Research Report

Teachers Report Growing Interest, Persistent Skepticism About Games

Technology in the classroom

Technology is expanding into many classrooms, but teacher acceptance of the new tools appears mixed.

New surveys are coming out all the time gauging the views of teachers when it comes to technology and games in the classroom, but finding trends in any individual report can be difficult.

To assess whether there are key findings across these reports, the Joan Ganz Cooney Center conducted a meta-analysis of five recent surveys to gauge what is happening in the nation’s schools.

Briana Pressey conducted the meta-analysis and said the surveys were conducted over the last 18 months and each “presents a unique perspective and teacher population, and the surveys collectively add to a greater conversation about the benefits and challenges of technology as it relates to the education of today’s digitally connected children,” she wrote recently.

And some of the data she highlights is worth a second look.

Key Findings

  • 62% of teachers said it was their own comfort level with technology that was one of the biggest barriers to incorporating games and tech in the classroom.
  • 68% of science, 58% of math, 54% of history/social studies and 53% of English/language arts teachers are “very confident” in their ability to use the latest technology.
  • 74% of teachers reported technology is “an exciting way of communicating with and motivating students.”
  • 68% of teachers said their school or district offered some sort of technology training and 32% had no such training.

Pressey said taken together there were key takeaways for designers hoping to find a market for their games in the classroom.

“As much as you are designing to engage the kids, impress the gatekeepers,” she said, pointing out teachers and administrators are the key decision makers who will gauge the effectiveness of a given technology.

She said most educators listed both access to the technology and time as major barriers to implementing games, so she stressed the need for game developers to “present good examples of how the game is used in the classroom or how to best streamline a product into the class” to ensure a better response.

She added that teachers said they feel they are “bombarded by games,” but despite the overall belief in the engaging quality of games, there remains “skepticism about how much games are actually helping.”

But Pressey said throughout the surveys, there is a persistent interest in the possible positive effects gaming can have for students. She pointed to games built specifically for use in school as having a leg up in the minds of most educators.

The other type of game that seems to be attracting interest from educators is a game that connects beyond the classroom using either online and offline technologies. She said many teachers are seeking out games that offer them “different options to bridge the teaching from the classroom to home.”
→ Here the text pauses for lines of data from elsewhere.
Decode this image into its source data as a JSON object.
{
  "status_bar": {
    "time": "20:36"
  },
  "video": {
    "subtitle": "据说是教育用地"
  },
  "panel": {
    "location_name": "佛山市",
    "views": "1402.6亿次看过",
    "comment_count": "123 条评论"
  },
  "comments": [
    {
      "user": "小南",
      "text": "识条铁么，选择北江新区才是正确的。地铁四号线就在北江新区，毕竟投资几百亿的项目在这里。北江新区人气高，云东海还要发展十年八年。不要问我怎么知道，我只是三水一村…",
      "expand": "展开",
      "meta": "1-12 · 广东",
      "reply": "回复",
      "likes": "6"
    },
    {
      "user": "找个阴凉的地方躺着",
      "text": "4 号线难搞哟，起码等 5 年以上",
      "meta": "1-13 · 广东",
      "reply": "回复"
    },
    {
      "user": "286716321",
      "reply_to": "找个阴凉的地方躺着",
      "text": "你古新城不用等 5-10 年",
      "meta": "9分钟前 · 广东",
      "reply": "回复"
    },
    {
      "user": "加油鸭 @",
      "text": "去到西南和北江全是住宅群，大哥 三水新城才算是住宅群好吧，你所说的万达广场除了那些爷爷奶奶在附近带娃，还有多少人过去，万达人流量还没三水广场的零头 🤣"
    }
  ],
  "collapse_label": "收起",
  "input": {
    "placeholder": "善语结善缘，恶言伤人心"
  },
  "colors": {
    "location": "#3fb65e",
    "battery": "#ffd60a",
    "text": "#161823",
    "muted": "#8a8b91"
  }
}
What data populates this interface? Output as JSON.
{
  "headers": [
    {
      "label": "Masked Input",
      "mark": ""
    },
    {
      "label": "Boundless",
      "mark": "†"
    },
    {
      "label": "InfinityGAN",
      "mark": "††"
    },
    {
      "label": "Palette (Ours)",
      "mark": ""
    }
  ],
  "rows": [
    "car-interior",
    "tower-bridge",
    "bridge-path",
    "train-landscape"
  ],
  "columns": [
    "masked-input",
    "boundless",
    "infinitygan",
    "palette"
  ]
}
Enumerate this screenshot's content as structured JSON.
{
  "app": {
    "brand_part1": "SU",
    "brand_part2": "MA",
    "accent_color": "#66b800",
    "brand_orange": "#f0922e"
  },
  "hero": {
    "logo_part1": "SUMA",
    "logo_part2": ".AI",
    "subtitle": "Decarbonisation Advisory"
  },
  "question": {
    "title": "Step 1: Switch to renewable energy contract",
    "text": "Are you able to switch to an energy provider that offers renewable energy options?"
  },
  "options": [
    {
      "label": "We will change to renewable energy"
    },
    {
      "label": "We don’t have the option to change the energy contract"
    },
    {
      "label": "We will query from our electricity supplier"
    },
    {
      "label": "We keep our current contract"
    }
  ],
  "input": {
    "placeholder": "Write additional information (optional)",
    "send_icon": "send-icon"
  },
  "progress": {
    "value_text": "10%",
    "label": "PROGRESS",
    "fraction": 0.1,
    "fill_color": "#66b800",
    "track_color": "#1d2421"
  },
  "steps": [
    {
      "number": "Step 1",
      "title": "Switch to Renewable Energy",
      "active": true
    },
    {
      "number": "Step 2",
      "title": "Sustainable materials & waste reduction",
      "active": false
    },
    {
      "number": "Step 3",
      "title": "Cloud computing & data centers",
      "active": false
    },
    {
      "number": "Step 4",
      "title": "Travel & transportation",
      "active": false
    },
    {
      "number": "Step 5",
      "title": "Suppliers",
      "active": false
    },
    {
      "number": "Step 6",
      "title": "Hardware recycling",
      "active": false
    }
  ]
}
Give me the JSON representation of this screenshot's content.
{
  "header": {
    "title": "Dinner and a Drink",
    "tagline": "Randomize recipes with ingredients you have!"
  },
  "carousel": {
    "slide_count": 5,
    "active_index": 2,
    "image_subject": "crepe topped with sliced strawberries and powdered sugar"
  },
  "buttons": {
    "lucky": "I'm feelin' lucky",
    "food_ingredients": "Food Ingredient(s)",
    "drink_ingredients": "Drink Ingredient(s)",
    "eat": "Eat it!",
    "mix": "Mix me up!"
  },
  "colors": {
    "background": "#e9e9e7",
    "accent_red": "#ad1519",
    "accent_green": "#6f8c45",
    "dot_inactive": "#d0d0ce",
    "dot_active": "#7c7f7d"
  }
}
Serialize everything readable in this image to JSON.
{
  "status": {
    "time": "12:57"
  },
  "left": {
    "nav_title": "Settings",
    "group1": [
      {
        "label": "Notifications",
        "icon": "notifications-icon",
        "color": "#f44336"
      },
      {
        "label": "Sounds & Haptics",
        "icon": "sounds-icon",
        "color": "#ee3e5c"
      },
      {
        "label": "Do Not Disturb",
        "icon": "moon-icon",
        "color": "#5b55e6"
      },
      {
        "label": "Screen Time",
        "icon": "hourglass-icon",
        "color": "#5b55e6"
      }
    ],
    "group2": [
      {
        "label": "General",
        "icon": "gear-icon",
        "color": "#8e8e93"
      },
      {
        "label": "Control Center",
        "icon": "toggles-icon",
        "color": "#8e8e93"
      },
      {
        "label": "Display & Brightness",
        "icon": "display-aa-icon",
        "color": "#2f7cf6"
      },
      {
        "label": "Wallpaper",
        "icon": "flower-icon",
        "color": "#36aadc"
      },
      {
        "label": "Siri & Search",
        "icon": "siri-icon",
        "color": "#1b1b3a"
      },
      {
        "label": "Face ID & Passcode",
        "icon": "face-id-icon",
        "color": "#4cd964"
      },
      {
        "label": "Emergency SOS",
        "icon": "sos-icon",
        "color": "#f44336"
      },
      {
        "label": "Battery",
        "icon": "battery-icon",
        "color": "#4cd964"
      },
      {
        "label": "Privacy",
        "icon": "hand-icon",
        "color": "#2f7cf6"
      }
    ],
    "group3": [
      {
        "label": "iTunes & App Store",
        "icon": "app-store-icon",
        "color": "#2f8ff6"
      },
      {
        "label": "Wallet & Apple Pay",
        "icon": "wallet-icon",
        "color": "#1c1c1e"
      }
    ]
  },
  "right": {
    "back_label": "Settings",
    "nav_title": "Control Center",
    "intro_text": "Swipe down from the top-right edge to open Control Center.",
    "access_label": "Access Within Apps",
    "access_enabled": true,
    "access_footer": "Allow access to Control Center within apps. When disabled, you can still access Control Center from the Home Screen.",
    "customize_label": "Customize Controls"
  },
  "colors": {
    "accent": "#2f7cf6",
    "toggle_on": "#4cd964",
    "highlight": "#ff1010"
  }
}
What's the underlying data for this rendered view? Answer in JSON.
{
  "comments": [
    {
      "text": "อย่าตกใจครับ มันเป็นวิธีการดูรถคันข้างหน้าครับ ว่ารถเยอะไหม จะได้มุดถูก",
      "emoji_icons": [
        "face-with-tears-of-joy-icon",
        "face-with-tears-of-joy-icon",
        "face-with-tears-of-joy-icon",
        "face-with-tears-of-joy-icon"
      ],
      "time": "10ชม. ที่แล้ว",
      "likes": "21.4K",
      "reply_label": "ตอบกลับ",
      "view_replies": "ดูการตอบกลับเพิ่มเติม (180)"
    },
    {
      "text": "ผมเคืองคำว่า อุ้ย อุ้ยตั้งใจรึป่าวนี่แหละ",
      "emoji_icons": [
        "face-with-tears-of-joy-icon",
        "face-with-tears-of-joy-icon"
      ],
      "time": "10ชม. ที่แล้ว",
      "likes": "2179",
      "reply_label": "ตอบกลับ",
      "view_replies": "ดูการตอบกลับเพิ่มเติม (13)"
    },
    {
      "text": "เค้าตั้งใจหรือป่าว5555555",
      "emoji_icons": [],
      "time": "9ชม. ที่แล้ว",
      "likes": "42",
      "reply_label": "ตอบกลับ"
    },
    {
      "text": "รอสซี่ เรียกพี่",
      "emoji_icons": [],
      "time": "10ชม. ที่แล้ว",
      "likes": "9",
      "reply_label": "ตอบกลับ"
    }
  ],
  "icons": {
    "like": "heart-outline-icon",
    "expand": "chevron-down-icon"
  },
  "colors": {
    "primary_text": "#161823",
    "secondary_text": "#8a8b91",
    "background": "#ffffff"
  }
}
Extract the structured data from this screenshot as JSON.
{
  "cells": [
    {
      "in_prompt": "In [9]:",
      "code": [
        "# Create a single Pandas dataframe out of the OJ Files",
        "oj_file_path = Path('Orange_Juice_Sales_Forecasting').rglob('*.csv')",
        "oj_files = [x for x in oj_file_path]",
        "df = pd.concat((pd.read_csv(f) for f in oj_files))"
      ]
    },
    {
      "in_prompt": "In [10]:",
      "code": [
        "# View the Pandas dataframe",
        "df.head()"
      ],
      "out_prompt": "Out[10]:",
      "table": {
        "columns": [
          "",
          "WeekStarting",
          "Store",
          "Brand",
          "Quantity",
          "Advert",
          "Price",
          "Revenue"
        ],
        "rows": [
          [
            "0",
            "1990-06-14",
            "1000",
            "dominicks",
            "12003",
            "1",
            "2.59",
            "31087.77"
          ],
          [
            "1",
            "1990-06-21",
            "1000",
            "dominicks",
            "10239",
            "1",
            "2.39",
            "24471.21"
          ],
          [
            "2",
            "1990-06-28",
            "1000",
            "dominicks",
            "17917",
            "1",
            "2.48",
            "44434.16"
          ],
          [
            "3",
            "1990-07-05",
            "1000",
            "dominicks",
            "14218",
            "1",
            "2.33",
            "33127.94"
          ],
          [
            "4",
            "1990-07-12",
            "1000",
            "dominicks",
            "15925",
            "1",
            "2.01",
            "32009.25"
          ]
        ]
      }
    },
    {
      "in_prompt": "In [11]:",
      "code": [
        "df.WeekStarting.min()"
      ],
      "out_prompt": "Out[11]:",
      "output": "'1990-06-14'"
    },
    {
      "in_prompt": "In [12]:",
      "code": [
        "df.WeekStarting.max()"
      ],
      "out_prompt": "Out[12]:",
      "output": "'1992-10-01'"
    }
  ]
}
Editor’s Note: the Joan Ganz Cooney Center also operates this site as a project of the Games and Learning Publishing Council.